**Your task:**
Give back the records below exactly, omitting the pictures.

Records from a collection:
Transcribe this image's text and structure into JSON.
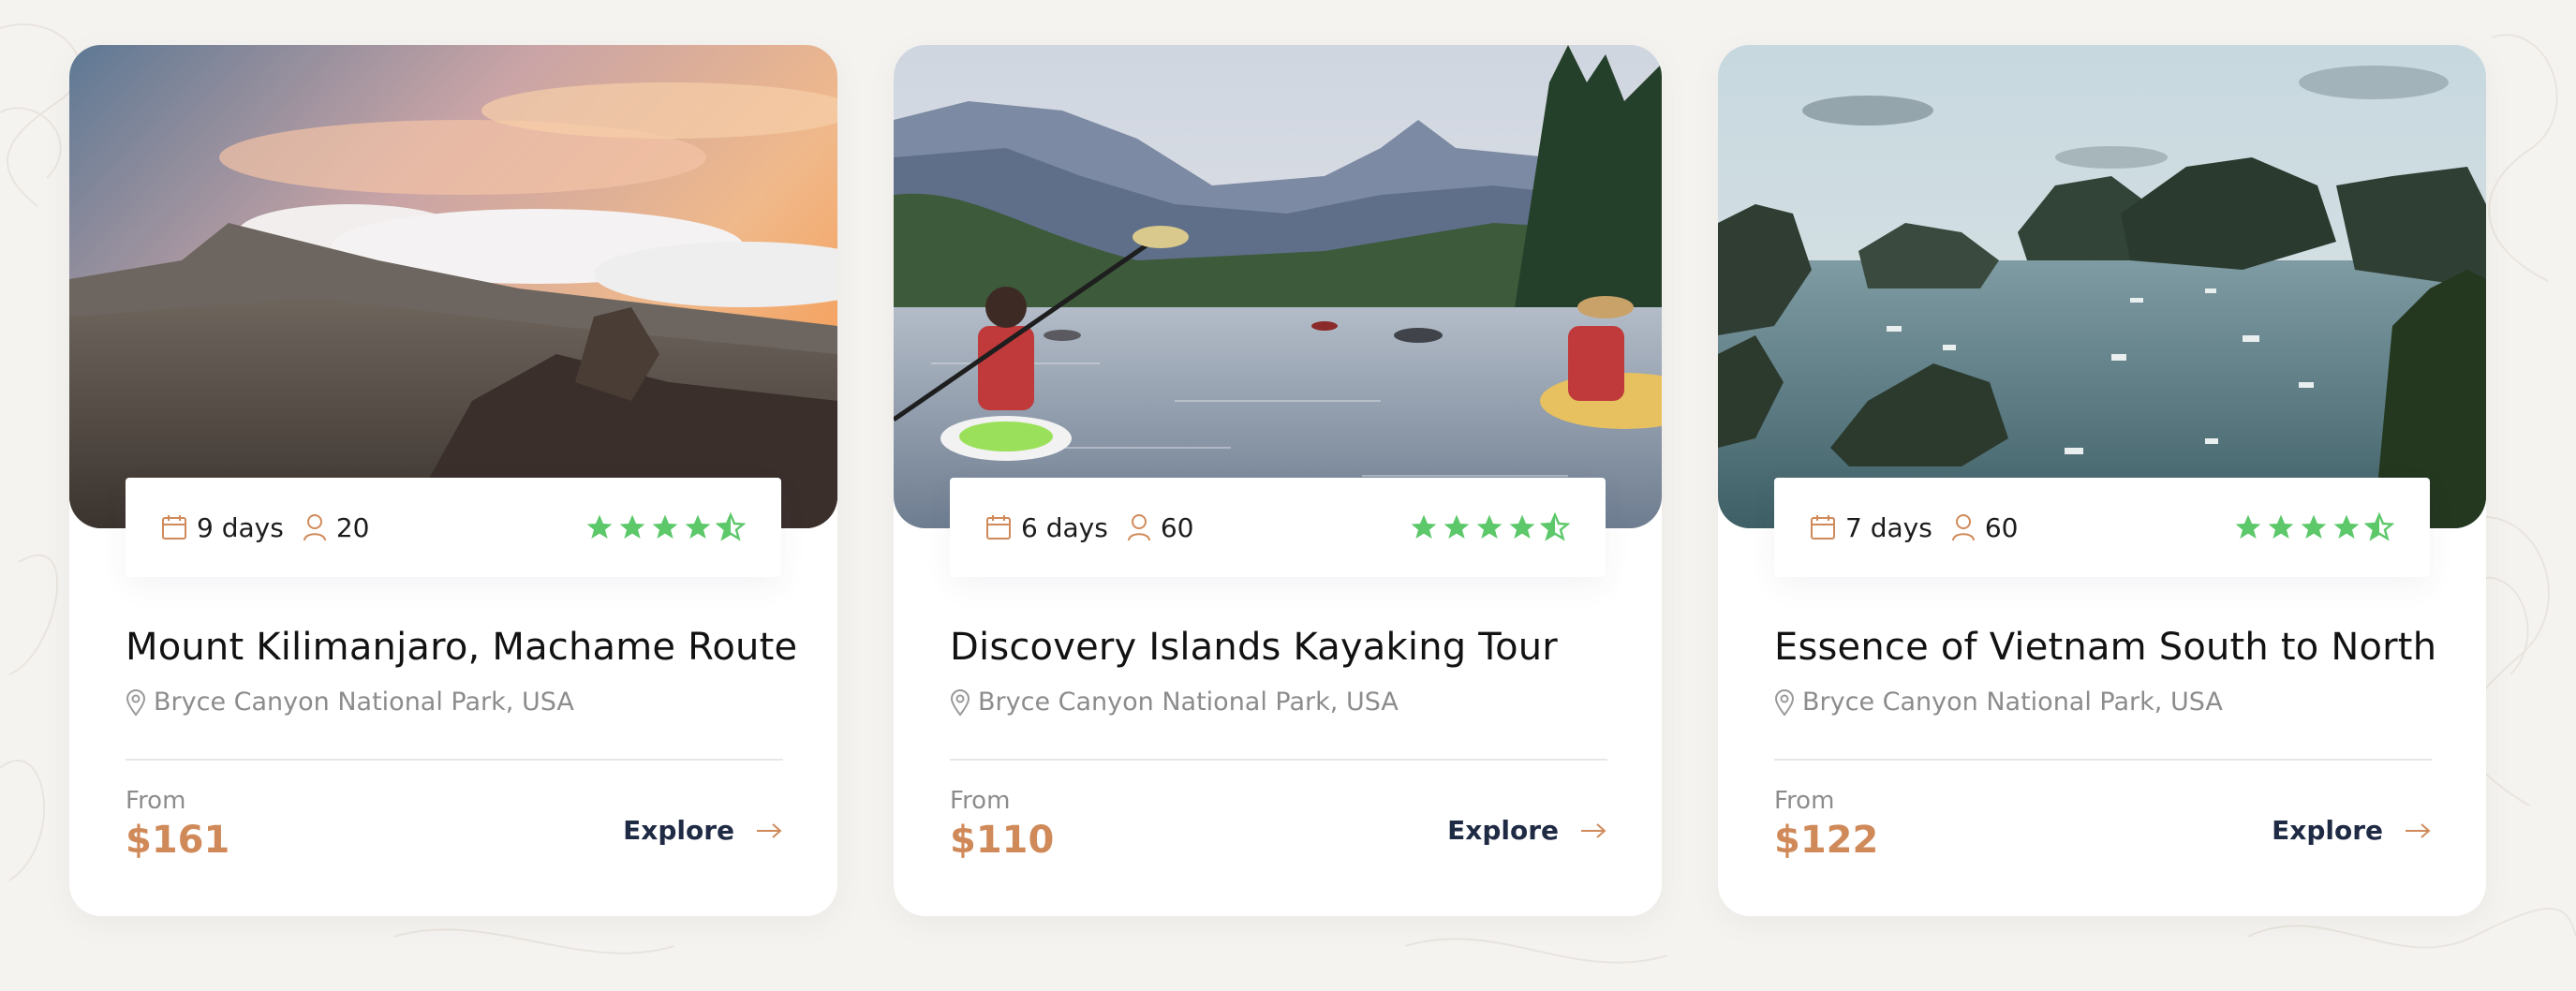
{
  "colors": {
    "accent": "#d08a5a",
    "star": "#5cc86a",
    "explore_text": "#1f2a44",
    "muted": "#8c8c8c"
  },
  "cards": [
    {
      "duration": "9 days",
      "group_size": "20",
      "rating": 4.5,
      "title": "Mount Kilimanjaro, Machame Route",
      "location": "Bryce Canyon National Park, USA",
      "from_label": "From",
      "price": "$161",
      "explore_label": "Explore",
      "image_icon": "mountain-sunset-photo"
    },
    {
      "duration": "6 days",
      "group_size": "60",
      "rating": 4.5,
      "title": "Discovery Islands Kayaking Tour",
      "location": "Bryce Canyon National Park, USA",
      "from_label": "From",
      "price": "$110",
      "explore_label": "Explore",
      "image_icon": "kayaking-lake-photo"
    },
    {
      "duration": "7 days",
      "group_size": "60",
      "rating": 4.5,
      "title": "Essence of Vietnam South to North",
      "location": "Bryce Canyon National Park, USA",
      "from_label": "From",
      "price": "$122",
      "explore_label": "Explore",
      "image_icon": "bay-islands-photo"
    }
  ]
}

**Result of this exercise:**
Transcribe this image's text and structure into JSON.
{
  "colors": {
    "accent": "#d08a5a",
    "star": "#5cc86a",
    "explore_text": "#1f2a44",
    "muted": "#8c8c8c"
  },
  "cards": [
    {
      "duration": "9 days",
      "group_size": "20",
      "rating": 4.5,
      "title": "Mount Kilimanjaro, Machame Route",
      "location": "Bryce Canyon National Park, USA",
      "from_label": "From",
      "price": "$161",
      "explore_label": "Explore",
      "image_icon": "mountain-sunset-photo"
    },
    {
      "duration": "6 days",
      "group_size": "60",
      "rating": 4.5,
      "title": "Discovery Islands Kayaking Tour",
      "location": "Bryce Canyon National Park, USA",
      "from_label": "From",
      "price": "$110",
      "explore_label": "Explore",
      "image_icon": "kayaking-lake-photo"
    },
    {
      "duration": "7 days",
      "group_size": "60",
      "rating": 4.5,
      "title": "Essence of Vietnam South to North",
      "location": "Bryce Canyon National Park, USA",
      "from_label": "From",
      "price": "$122",
      "explore_label": "Explore",
      "image_icon": "bay-islands-photo"
    }
  ]
}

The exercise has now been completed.